7 Ways to Hire and Keep Great Employees
Finding and keeping good employees can be the toughest part of an HR manager’s job. After all the effort and money your organization puts into a new hire, the last thing you want her to do is turn in her notice after only a month on the job. To ensure you find the right employees and to help you keep them, we’ve compiled a short list of some hiring must-dos.
1. Write a killer job description. Elli Sharef of HireArt said in an Inc. article that “a job description should be treated much like marketing material, like an ad.” You are competing with other organizations with positions just as good or better than yours, and you have to sell the position to the applicant. For now, he is, in a sense, your customer, so treat him that way.
Sharef also recommends that you write the job description on your own instead of googling to find a template. Writing a job description specific to the position and organization allows you to be specific about “the challenges a potential hire must tackle” and to describe company culture accurately.
2. Check out their people skills. Before you bring an employee on board simply because of her qualifications, you want to make sure she fits with your company culture. The new hire that will best grow your company is the one who has the necessary qualifications but who can also work well with your current team and relate with your clients.
Christina Desmarais, a contributer at Inc., recommends introducing the applicant to other people on your staff. Encouraging interaction between the applicant and the staff will give you a better feel for how the applicant will fit in with company culture and perhaps how well she will do with your customers.

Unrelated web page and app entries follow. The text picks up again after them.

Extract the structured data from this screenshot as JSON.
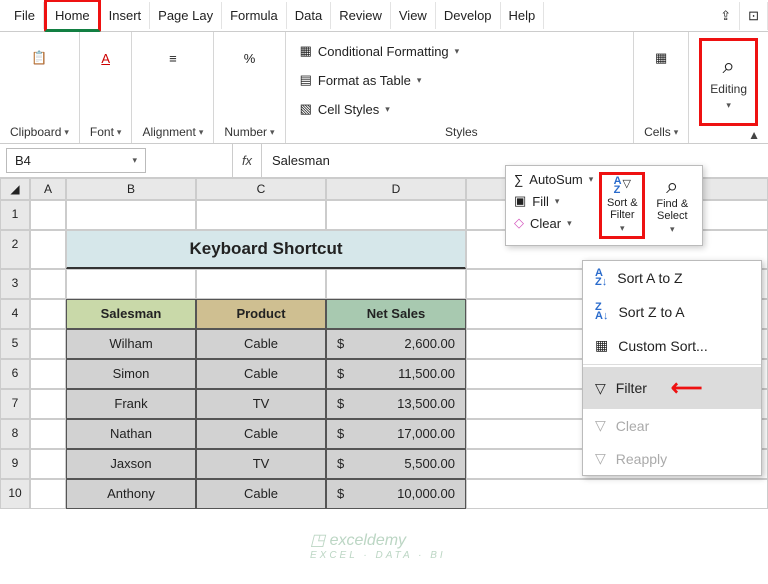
{
  "menu": {
    "tabs": [
      "File",
      "Home",
      "Insert",
      "Page Lay",
      "Formula",
      "Data",
      "Review",
      "View",
      "Develop",
      "Help"
    ],
    "active": 1
  },
  "ribbon": {
    "groups": [
      "Clipboard",
      "Font",
      "Alignment",
      "Number"
    ],
    "styles": {
      "caption": "Styles",
      "items": [
        "Conditional Formatting",
        "Format as Table",
        "Cell Styles"
      ]
    },
    "cells": "Cells",
    "editing": "Editing"
  },
  "editing_panel": {
    "autosum": "AutoSum",
    "fill": "Fill",
    "clear": "Clear",
    "sort_filter": "Sort & Filter",
    "find_select": "Find & Select"
  },
  "submenu": {
    "sort_az": "Sort A to Z",
    "sort_za": "Sort Z to A",
    "custom": "Custom Sort...",
    "filter": "Filter",
    "clear": "Clear",
    "reapply": "Reapply"
  },
  "namebox": "B4",
  "fx": "fx",
  "formula_value": "Salesman",
  "grid": {
    "cols": [
      "",
      "A",
      "B",
      "C",
      "D",
      ""
    ],
    "title": "Keyboard Shortcut",
    "headers": [
      "Salesman",
      "Product",
      "Net Sales"
    ],
    "rows": [
      {
        "n": "4"
      },
      {
        "n": "5",
        "a": "Wilham",
        "b": "Cable",
        "c": "2,600.00"
      },
      {
        "n": "6",
        "a": "Simon",
        "b": "Cable",
        "c": "11,500.00"
      },
      {
        "n": "7",
        "a": "Frank",
        "b": "TV",
        "c": "13,500.00"
      },
      {
        "n": "8",
        "a": "Nathan",
        "b": "Cable",
        "c": "17,000.00"
      },
      {
        "n": "9",
        "a": "Jaxson",
        "b": "TV",
        "c": "5,500.00"
      },
      {
        "n": "10",
        "a": "Anthony",
        "b": "Cable",
        "c": "10,000.00"
      }
    ],
    "currency": "$"
  },
  "watermark": {
    "brand": "exceldemy",
    "sub": "EXCEL · DATA · BI"
  }
}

3. Ask your staff for possible applicants. Your current staff is your best resource for finding great applicants. They won’t recommend someone who would reflect poorly on them nor would the refer someone they couldn’t stand working with. According to John Sullivan at ERE.net, employee referrals are the “#1 source in hiring volume, . . . in new hire quality,” and in hire speed (according to Sullivan, referrals speed up the hiring process by at least 10 days.)
Make your staff aware of open positions at your company and tell them you would appreciate their referrals. If they know qualified and likable people, their referrals will put you one step ahead in the hiring process.

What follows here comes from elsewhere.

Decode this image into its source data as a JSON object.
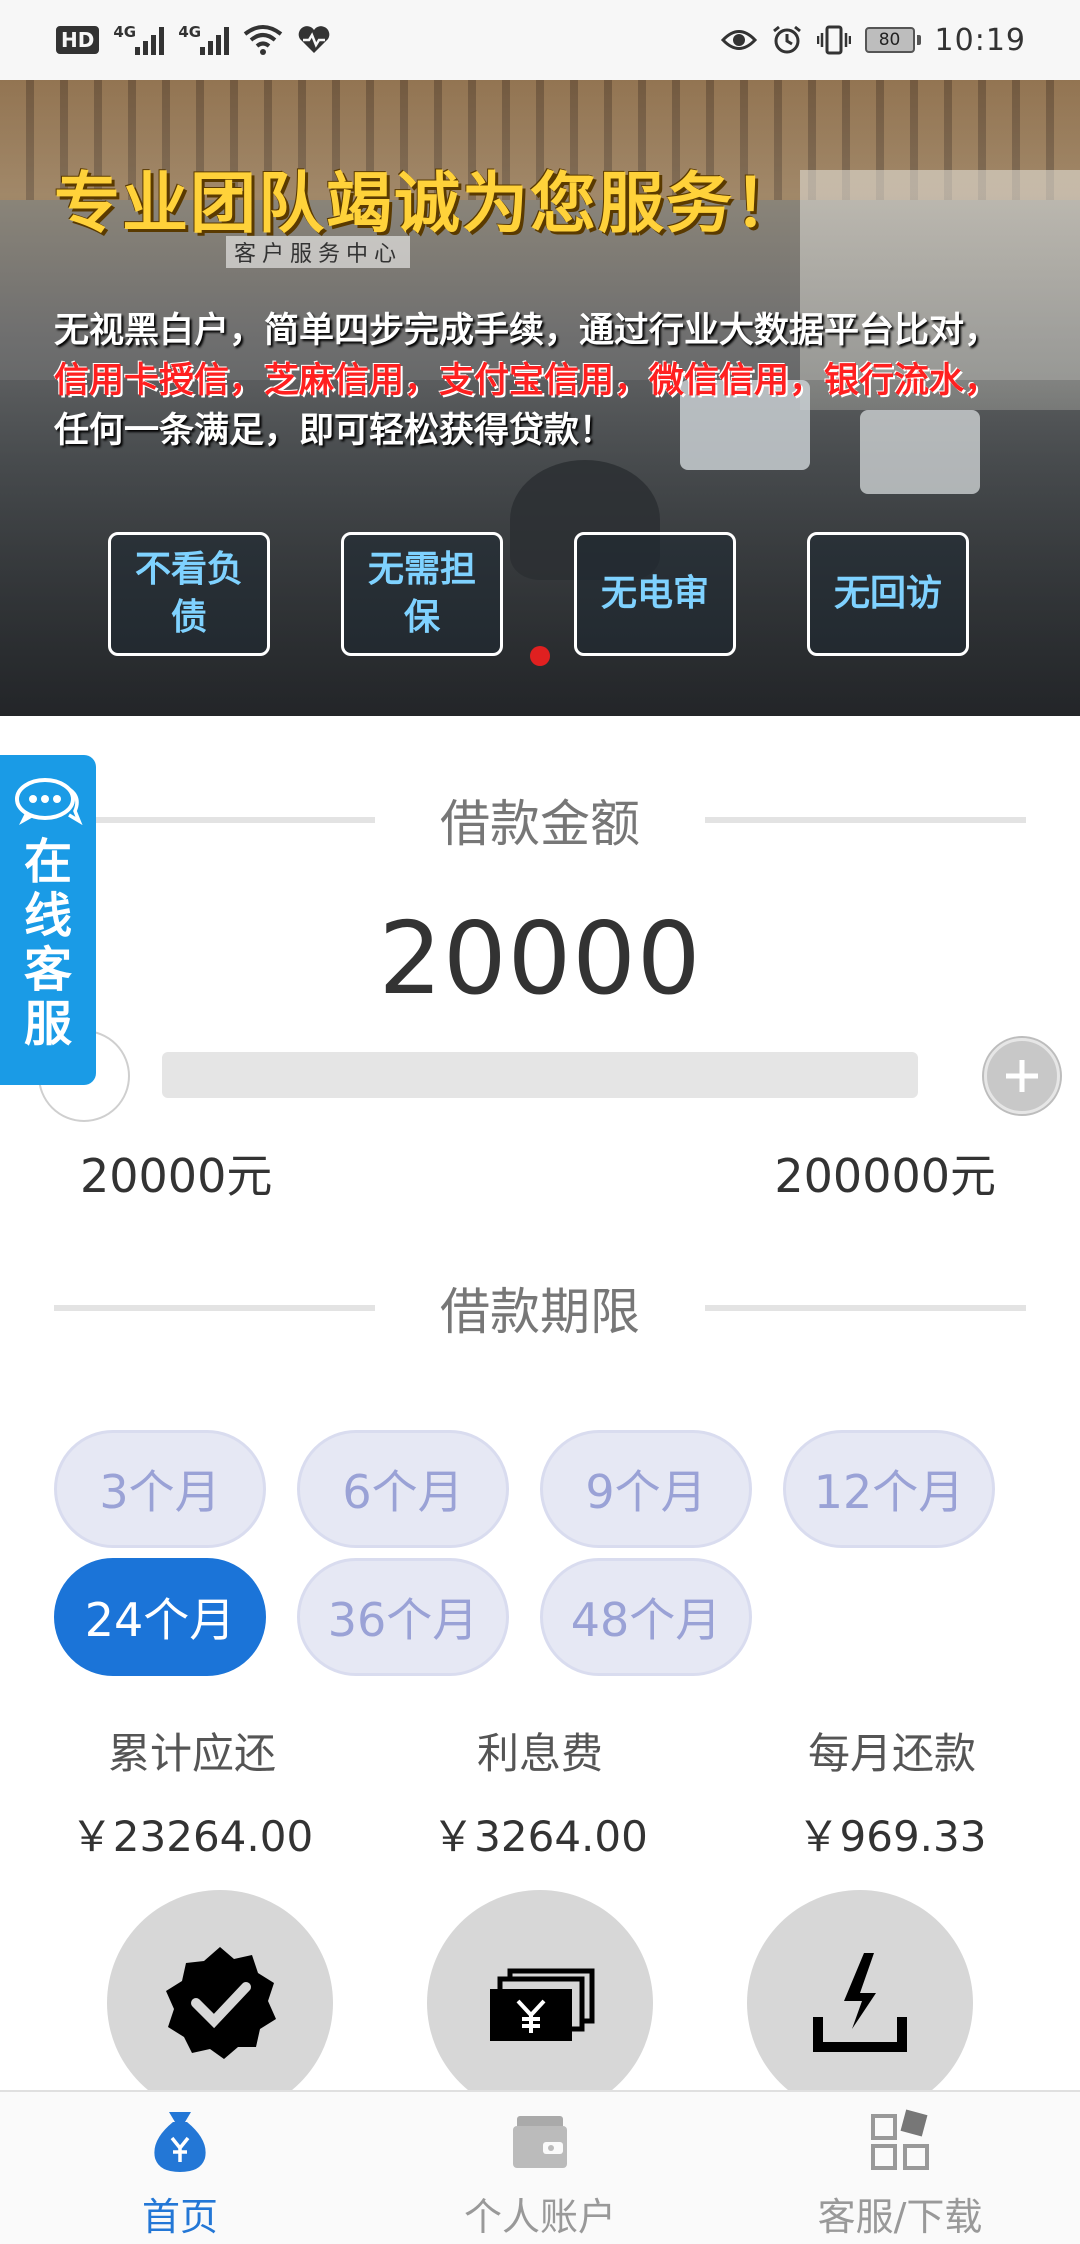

4. Compensate well. To attract top talent, make sure you are offering competitive compensation and benefits. In the IT department here at Background Check Express, we were in the market for a new IT tech. Because we offered a higher salary than other tech positions in our region, we found a highly qualified geek to keep our IT systems up and running.

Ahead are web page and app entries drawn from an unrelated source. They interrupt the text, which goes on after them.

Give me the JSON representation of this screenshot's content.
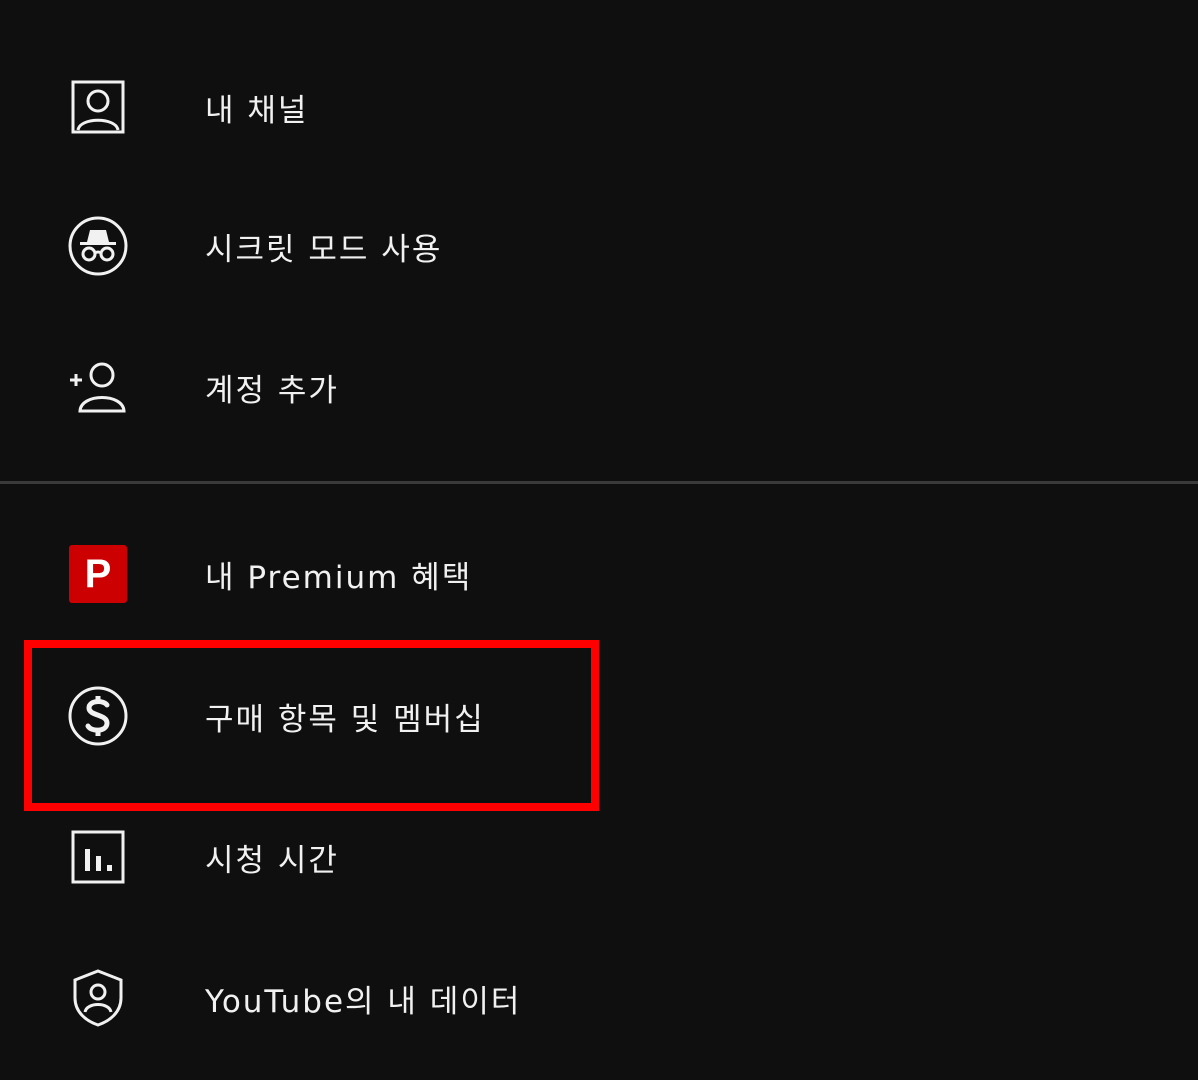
{
  "menu": {
    "section1": [
      {
        "label": "내 채널",
        "icon": "account-box-icon"
      },
      {
        "label": "시크릿 모드 사용",
        "icon": "incognito-icon"
      },
      {
        "label": "계정 추가",
        "icon": "add-account-icon"
      }
    ],
    "section2": [
      {
        "label": "내 Premium 혜택",
        "icon": "premium-p-icon",
        "badge_text": "P"
      },
      {
        "label": "구매 항목 및 멤버십",
        "icon": "dollar-circle-icon"
      },
      {
        "label": "시청 시간",
        "icon": "bar-chart-icon"
      },
      {
        "label": "YouTube의 내 데이터",
        "icon": "shield-person-icon"
      }
    ]
  },
  "colors": {
    "background": "#0f0f0f",
    "text": "#f1f1f1",
    "premium_badge": "#cc0000",
    "highlight": "#ff0000",
    "divider": "#3a3a3a"
  }
}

Also keep in mind that in 2014, Millennials, according to Inuit, made up more than a third of the workforce. To reach them, you have to offer more than just a decent paycheck and a 401K. They want “a social and fun work environment,” creativity, and flexible hours. If you’re considering hiring a female employee with a young family, she may also be interested in how family-friendly your company is and if you allow the option of telecommuting. Attracting talent means you have to consider who your target audience is and what benefits they would like to see in a job.
5. Consider recent grads. A recent grad may still be green, but, says Greg McAfee from the HVAC industry, “they’ve not yet picked up any bad trade habits.” It may take them longer to train them than it would a more experienced employee, but new grads also don’t bring loads of baggage from other positions.
Place ads on area college and university websites, and leverage social media to reach newly-minted grads. In an Inc. article on hiring young talent, Eric Holtzclaw writes that “millennials don’t trust professional recruiters.” Instead, you’ll find them on Facebook, LinkedIn, Twitter, and Google+. Post your job description on your social pages and get your staff to share it on their news feeds.
6. Run a background check. After you’ve interviewed the potential hire and considered his qualifications, run a background check with the applicant’s permission to make sure the facts he’s given are accurate. Be sure to check your state’s laws about background checks, especially concerning ban the box. Certain kinds of background checks, such as employment or education verification, will uncover falsified information on a resume; other kinds, such as SSN traces and verifications, will list any addresses an applicant failed to list on his application; and others, such as criminal and civil records, sex offender checks, and motor vehicle reports, will disclose serious offenses.
Criminal records or falsified information on a resume is not necessarily a reason to reject an applicant. Give the applicant a chance to explain any negative information included on a background check, and also take into consideration how his background history will affect his job performance and interactions with your clients and staff. A poor motor vehicle record, for instance, would not affect a cashier’s performance necessarily, but conviction of theft could.
7. Practice empathy toward your staff. And last, but certainly not least, develop empathy in your upper-level managers. Empathy has been a business buzz-word recently. It’s the way to get and keep customers, they say. It’s the way to grow your business. But it’s more than that: it’s the way to get and keep employees, and it has to start from the top down. “Humble leaders who have increased self-awareness and insight,” according to a Huffington Post article, “experience greater commitment and performance from their employees.” Leaders who understand their staff and their customer base, who know their own weaknesses, are humble, and who take the focus off of themselves “are able to engage with diverse employees, and from a humble perspective.” To hire and keep top talent, understand your employees’ pain points, their need for a decent work-life balance, and that your company is not their entire life.
Have we missed anything? Let us know in the comments!